Scan the lines below for "ByLayer" and copy the matches.

*** DATA FOR THIS TASK ***

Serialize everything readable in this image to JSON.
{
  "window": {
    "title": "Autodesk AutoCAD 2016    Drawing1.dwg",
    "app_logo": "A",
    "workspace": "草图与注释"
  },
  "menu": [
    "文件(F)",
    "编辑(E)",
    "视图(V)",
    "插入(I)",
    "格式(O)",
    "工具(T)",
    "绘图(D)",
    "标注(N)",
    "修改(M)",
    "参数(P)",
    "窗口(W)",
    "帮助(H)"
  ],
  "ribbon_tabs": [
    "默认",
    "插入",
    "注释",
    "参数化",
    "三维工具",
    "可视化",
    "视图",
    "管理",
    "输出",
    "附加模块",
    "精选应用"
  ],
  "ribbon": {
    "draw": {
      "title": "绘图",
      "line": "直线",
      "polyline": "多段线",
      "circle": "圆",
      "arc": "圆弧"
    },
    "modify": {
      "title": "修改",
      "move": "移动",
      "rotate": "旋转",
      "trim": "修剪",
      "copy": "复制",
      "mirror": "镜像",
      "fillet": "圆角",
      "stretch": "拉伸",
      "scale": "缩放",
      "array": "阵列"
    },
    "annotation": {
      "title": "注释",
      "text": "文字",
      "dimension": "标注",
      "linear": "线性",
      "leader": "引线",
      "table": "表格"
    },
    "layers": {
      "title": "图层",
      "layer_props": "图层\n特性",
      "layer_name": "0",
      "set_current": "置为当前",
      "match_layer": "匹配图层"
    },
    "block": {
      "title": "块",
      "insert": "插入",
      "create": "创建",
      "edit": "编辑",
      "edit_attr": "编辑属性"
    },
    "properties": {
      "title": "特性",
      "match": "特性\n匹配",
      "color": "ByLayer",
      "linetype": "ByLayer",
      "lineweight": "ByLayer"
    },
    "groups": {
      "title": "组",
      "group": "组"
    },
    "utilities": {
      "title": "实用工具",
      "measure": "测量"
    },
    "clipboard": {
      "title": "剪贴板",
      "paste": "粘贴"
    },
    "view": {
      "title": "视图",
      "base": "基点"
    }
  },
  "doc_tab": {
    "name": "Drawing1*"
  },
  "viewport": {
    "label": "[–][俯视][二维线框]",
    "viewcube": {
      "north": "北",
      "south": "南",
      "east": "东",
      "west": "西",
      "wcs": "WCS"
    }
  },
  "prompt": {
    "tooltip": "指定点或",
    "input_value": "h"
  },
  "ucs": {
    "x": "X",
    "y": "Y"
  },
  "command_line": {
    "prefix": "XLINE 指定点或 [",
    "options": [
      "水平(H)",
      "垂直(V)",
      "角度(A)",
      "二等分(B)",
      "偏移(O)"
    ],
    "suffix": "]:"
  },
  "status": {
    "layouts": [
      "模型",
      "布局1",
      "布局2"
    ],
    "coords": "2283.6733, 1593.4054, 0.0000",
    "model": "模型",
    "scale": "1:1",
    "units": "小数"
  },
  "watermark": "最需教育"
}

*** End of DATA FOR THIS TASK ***

_WRITTEN REPLY_:
      "color": "ByLayer",
      "linetype": "ByLayer",
      "lineweight": "ByLayer"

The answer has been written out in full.